Nitrogen emissions could sink plant diversity in species hotspots
Rhett A. Butler, mongabay.com
April 11, 2006
Rising nitrogen emissions from human activities — such as fossil fuel burning and livestock farming — may soon threaten plant species in some of the world’s most biodiverse places according to researchers at the Universities of Sheffield and York.
Using computer modelling, a team led by Gareth Phoenix of the Department of Animal and Plant Sciences at the University of Sheffield, found that in the mid-1990s, the average amount of nitrogen deposited on the planet’s 34 biodiversity hotspots identified by Conservation International was more than 50 per cent higher than the global average. The researchers say that nitrogen deposition could more than double by 2050 should nitrogen emissions continue as anticipated.
Nitrogen gas is released into the atmosphere by fossil fuel combustion and returns to Earth in rainfall. Nitrogen deposition has been shown to damage plants by altering the nutrient content of the soil.
While nitrogen emissions from industrialized countries are stabilizing, emissions from developing countries climbing.
“Until recently, scientists have focused on the threat of atmospheric nitrogen deposition in Europe and North America — partially since these were the first areas of the world to receive high levels of this pollutant. However, our work shows that atmospheric nitrogen deposition is becoming a global threat, ” said Dr Gareth Phoenix in a statement.
Dr Kevin Hicks, at the Stockholm Environment Institute at the University of York, says that high levels of atmospheric nitrogen deposition in areas of with high plant diversity could significantly increase the threat to plant biodiversity over the next 50 years.
“Scientists know very little about the sensitivity of the hotspot ecosystems to nitrogen deposition, so accurate estimates of the amount of likely species loss are not possible,” said Hicks. “Understanding the impacts of [Nitrogen] deposition in hotspots is, therefore, a priority for future research.”
The paper, “Atmospheric nitrogen deposition in world biodiversity hotspots: the need for a greater global perspective in assessing N deposition impacts” is published in the March 2006 issue of Global Change Biology [12, 470—476]
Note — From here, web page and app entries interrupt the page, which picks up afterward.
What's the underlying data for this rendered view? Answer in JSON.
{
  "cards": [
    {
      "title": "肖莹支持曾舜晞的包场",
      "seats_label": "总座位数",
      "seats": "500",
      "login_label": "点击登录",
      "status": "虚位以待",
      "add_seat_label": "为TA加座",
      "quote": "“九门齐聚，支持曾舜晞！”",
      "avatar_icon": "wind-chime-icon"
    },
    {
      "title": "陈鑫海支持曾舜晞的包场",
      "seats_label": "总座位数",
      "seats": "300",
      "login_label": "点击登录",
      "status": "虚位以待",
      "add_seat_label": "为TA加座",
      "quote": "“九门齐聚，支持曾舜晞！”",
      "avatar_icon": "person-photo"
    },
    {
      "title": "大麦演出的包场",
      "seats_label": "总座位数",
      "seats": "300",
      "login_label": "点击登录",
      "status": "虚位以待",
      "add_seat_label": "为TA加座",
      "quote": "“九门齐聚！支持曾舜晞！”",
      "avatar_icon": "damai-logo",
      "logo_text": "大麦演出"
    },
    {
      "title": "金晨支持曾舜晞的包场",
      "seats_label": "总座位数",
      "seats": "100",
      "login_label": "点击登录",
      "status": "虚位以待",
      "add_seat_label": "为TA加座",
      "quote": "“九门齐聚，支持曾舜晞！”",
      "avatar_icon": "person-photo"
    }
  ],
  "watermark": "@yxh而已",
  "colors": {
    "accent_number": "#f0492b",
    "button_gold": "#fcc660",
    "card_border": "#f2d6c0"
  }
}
This article is based on press materials from the University of Sheffield.